There will be some parallels in supplying a police fleet with vehicles and services with other organisations operating cars and vans.
But there will also be a number of specialised requirements that lead to different processes for providers compared with other fleets.
Procurement of vehicles for police forces is set out at a national level with a framework agreement.
Vehicle manfacturers bid to be included in the agreement and are included with a bias towards their suitability for the job.
Most police vehicles will be purchased outright as volume is used to leverage worthwhile discounts from manufacturers.
SMR work is invariably carried out in-house. Some vehicle manufacturers provide ‘off-the-peg’ conversions, while other vehicles are sent to specialist companies to carry out modifications.
Vehicles will work on a police fleet for up to 150,000 miles, so it’s in this sector of the fleet market, perhaps more than any other, that fit-for-purpose is critical.
“It is a long, complicated process. It now comes down to a pure commercial case rather than before when police officers could select vehicles,” says Andrew Buxton, national operations manager at BMW.
Police vehicles are varied as they are expected to perform well and support officers in a wide range of roles – from traffic cars to forensic collision investigation and training to armed response, covert vehicles and unmarked general fleet cars.
All have different vehicle requirements.
But while manufacturers might have to work hard to win a place on the framework agreement, the visibility provided with such high-profile use can be an advantage in winning other business.
Forces often join together regionally to invite tenders, which guarantees volume to the vehicle manufacturer and a lower cost for the police.
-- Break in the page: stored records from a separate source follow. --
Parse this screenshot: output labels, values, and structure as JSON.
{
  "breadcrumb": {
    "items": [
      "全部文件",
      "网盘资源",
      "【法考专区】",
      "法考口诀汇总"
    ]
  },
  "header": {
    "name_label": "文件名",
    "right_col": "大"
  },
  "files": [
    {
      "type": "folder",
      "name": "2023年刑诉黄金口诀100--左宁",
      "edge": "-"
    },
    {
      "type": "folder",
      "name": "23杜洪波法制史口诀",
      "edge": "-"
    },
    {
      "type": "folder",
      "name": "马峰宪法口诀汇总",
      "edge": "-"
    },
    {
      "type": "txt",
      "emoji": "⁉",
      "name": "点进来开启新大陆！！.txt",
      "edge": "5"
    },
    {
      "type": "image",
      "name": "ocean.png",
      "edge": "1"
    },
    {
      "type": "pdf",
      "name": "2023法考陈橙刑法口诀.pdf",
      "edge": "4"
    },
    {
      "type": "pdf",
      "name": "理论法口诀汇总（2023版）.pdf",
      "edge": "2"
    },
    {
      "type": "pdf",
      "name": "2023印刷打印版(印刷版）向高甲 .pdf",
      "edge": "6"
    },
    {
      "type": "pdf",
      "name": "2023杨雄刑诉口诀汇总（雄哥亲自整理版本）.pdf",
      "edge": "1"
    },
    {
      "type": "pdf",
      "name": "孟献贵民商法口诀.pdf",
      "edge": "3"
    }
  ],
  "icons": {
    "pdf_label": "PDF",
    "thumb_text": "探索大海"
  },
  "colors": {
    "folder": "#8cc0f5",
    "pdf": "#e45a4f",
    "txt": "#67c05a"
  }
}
“Regionally we will set up a mini list that will go out to tender, because as we can guarantee volume to a manufacturer as regions, which usually incorporate six or seven forces, we can get a discount,” says Richard Flint, transport manager at North Yorkshire police.
“We are working towards more standardised vehicles and standardised equipment so we reduce our costs and we get better value, a more joined-up approach.”
Flint says for the police fleet manager it is about balancing risk against cost and buying the right vehicle to do the right job at the right price.
Manufacturers under pressure
Manufacturers are under increasing pressure to not only produce vehicles that fit within the new framework, but to provide a specialist service which can sometimes involve rebuilding the vehicles themselves.
“Our business is not just about buying a car and servicing and maintaining it. We do things with the vehicle which are probably outside the manufacturer’s usual expectation,” says John Gorton, head of transport for Essex and Kent police.
“We break, bend and cause pro-blems for vehicles that manufacturers would not be expecting. Working the vehicles as hard as we do means the manufacturer can put things in place to repair which may later come up in domestic use.
"We are like a test bench for manufacturers.”
He adds: “It’s not about getting the cheapest fleet possible, it’s about maximising the effectiveness of how the fleet is used.”
As well as providing the right vehicle for the job, fleet managers are also looking for a dedicated aftersales service and suitable warranties.
“The market has really changed over the past few years, it is price driven and all about the full package. We are working towards offering them the best packages possible,” says Jane Barker, supply manager – emergency services at the Volkswagen Group.
Vehicle Conversion and Technology
Although many manufacturers will offer a ‘one-stop shop’ for the police fleets to convert the vehicles, many fleets will go out to tender again for suppliers and conversion specialists for everything from livery to radio technology.
Nic Richell, technical sales manager at SVP, a leading conversion company, believes a close relationship with the police fleet managers is key to successful conversions.
“We have worked with the police for some time and know their requirements.
"We will go out and speak to the drivers and fleet managers and find out what they need the vehicle to do and see how we can fit these requirements,” says Richell.
“Every police force is different, they have different requirements for different areas.”